- Consumption of caffeine, alcohol, sodas, energy drinks and sports drinks
- Urinary tract infection
- Medications used to treat hypertension, liver and kidney diseases, diuretics and anti-depressants
- Urinary obstruction due to an enlarged prostate in men, tumour or kidney stones
- Reduced control over bladder muscles due to ageing
- Pelvic floor muscles getting weakened with age
- Pregnancy, child birth and menopause in women
- Pelvic surgeries
- Neurological disorders such as Parkinson’s, Alzheimer’s and multiple sclerosis
- Being overweight
- Physical damage to pelvic floor muscles from a fall, fracture or accident
- Prostatitis or inflammation of the prostate in men
- Surgery for prostate cancer
- Overactive bladder muscles
- Smoking: Smoker’s cough can aggravate the symptoms of UI
Complications Arising Out of UI
In addition to social withdrawal and restrictions in activities, both of which affect the quality of life, there are health conditions that can develop if UI is untreated for long.
- Urinary tract infections: UTI which is one of the risk factors for UI can also be one of the complications from UI
- Skin conditions: Irregular or disrupted urination can lead to accumulation of toxins in the blood, leading to different kinds of infections, rashes, and skin sores
- For the same reason (toxin accumulation), healing of wounds in patients gets delayed
- Physical examination: Women are examined for the strength of pelvic floor muscles, while men are examined for enlarged prostate.
- Blood tests: The person’s blood is examined for any chemicals or substances that can trigger UI.
- Urine analysis: A urine sample is checked for traces of blood, indications of any disease and any signs of infection
- An ultrasound of the bladder: This is done to assess if the bladder is being emptied fully or if some urine is still left (called (PVR) post-void residual urine).
- Bladder diary: For about 3 days to a week, the patient must maintain a record of how much fluids were consumed, when and how many times a day the person urinated, the amount of urine passed every time, if there was an urge to urinate soon after, and the number of incontinence episodes.
- Stress test: There is sudden pressure applied on the patient, and the doctor will check if there is any leakage of urine.
- Urodynamic testing: This is a test to evaluate how much stress the bladder muscles and sphincter muscles can withstand.
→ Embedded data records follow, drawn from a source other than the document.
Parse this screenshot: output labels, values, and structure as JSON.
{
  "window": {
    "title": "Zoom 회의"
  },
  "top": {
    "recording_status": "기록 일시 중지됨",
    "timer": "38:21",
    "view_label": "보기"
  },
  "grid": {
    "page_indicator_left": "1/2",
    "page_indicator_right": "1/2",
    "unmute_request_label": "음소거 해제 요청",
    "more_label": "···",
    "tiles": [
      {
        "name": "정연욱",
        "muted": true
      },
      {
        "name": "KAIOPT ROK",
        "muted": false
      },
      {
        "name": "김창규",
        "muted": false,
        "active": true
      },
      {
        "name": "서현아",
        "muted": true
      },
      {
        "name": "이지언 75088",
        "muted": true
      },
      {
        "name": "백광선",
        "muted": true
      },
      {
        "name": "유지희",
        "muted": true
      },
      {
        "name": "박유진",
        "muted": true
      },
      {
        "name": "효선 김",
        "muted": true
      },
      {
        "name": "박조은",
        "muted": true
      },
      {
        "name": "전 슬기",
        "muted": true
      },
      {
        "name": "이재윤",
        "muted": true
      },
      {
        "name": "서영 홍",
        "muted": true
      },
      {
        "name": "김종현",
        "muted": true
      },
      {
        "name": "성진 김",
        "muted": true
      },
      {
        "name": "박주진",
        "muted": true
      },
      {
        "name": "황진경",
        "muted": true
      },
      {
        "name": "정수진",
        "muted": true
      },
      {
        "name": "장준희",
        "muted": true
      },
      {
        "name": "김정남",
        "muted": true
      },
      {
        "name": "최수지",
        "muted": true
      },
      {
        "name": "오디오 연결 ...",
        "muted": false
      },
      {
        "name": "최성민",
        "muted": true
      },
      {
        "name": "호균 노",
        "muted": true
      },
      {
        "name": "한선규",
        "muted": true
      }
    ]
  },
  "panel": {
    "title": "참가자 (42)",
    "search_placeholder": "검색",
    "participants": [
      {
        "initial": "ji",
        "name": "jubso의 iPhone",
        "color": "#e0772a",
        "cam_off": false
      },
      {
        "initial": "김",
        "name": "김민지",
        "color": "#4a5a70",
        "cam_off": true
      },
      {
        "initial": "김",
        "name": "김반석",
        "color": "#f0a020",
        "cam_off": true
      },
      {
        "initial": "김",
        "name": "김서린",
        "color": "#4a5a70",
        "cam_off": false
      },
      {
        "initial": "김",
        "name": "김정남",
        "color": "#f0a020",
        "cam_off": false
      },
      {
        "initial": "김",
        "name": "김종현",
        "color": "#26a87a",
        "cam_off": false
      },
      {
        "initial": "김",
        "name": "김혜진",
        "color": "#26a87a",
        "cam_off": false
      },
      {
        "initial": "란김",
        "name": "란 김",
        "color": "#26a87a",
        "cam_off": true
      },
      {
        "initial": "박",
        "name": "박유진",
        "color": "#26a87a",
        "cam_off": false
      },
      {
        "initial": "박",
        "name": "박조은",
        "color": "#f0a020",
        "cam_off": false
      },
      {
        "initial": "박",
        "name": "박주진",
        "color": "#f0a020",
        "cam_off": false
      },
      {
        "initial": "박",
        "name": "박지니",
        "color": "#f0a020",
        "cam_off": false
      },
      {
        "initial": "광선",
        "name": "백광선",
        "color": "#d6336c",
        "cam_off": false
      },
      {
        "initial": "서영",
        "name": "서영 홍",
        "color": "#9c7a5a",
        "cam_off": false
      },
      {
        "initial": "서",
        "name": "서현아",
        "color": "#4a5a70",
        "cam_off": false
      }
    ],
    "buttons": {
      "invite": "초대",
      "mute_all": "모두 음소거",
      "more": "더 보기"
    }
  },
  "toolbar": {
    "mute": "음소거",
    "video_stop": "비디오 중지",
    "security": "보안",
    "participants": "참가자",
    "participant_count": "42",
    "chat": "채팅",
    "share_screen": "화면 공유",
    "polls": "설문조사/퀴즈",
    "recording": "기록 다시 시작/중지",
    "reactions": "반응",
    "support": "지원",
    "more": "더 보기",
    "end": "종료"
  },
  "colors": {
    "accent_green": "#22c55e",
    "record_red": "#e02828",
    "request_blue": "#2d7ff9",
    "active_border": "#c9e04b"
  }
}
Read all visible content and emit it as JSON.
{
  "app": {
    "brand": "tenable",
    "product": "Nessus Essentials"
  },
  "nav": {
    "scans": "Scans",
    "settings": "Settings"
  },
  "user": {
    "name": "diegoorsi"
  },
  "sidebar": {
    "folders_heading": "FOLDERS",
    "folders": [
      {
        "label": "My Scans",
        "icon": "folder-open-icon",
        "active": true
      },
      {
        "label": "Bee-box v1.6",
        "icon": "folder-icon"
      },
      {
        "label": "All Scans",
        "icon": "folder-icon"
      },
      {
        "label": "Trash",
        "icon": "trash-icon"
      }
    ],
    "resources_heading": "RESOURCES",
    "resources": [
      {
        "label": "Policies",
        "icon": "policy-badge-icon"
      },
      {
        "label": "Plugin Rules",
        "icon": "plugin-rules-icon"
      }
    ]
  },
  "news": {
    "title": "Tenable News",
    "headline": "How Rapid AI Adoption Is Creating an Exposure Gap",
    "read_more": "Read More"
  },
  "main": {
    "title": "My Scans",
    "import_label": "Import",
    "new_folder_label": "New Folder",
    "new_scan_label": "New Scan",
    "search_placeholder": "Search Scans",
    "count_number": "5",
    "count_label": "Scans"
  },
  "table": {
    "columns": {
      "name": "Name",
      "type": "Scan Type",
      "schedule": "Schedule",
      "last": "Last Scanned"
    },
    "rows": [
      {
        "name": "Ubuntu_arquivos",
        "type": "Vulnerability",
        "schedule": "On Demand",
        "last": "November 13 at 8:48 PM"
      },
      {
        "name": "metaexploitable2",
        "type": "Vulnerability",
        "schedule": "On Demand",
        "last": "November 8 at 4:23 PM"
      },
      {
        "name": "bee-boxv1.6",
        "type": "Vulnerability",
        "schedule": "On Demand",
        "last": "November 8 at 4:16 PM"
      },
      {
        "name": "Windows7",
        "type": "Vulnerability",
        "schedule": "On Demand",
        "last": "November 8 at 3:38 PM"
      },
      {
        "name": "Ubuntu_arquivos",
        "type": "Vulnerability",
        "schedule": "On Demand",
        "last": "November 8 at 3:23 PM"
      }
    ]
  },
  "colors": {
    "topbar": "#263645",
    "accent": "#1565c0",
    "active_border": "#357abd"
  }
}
This comprises inserting a tube into the bladder and filling it with a special liquid.
- Cystogram: A dye is injected into the bladder, and when the patient urinates, a series of X-ray images of the bladder are taken which will reveal any abnormalities in the urinary tract.
- Cystoscopy: A thin and flexible tube with a camera fitted on one end (called the Cystoscope) is inserted through the urethra and also into the bladder to get a close look at the inside of your urinary tract.
- Pad test: The patient will be asked to wear a pad and urinate afterwards. Subsequent leakage of urine is caught by the pad, and this is measured.
Various options will be applied depending on the person’s gender, age, underlying conditions, and severity of UI.
- Behavioural techniques such as bladder training, double voiding, scheduled toilet trips, and fluid and diet management
- Kegel exercises to strengthen pelvic floor muscles
- Absorbent pads, protective garments and catheters
- Medications such as anticholinergics, mirabegron, alpha blockers and topical estrogen
- Electrical simulation to treat stress and urge incontinence
- Medical devices such as urethral insert and pessary
- Interventional therapies such as bulking material injections, botox injections and nerve simulators
- Surgical procedures such as sling technique, bladder-neck suspension, prolapse surgery and artificial urinary sphincter
UI is often treated as an inevitable sign of ageing and is ignored. But this can be dangerous. UI is not necessarily normal with ageing and can be cured if treated on time. If you or your dear ones are showing signs of UI, go to a reputed hospital. Such hospitals have highly qualified urologists and nephrologists on their rolls. These specialists will diagnose your condition precisely and design a course of treatment for quick recovery and rehabilitation
Dr Muruganandham K
HOD & Senior Consultant -Department of urology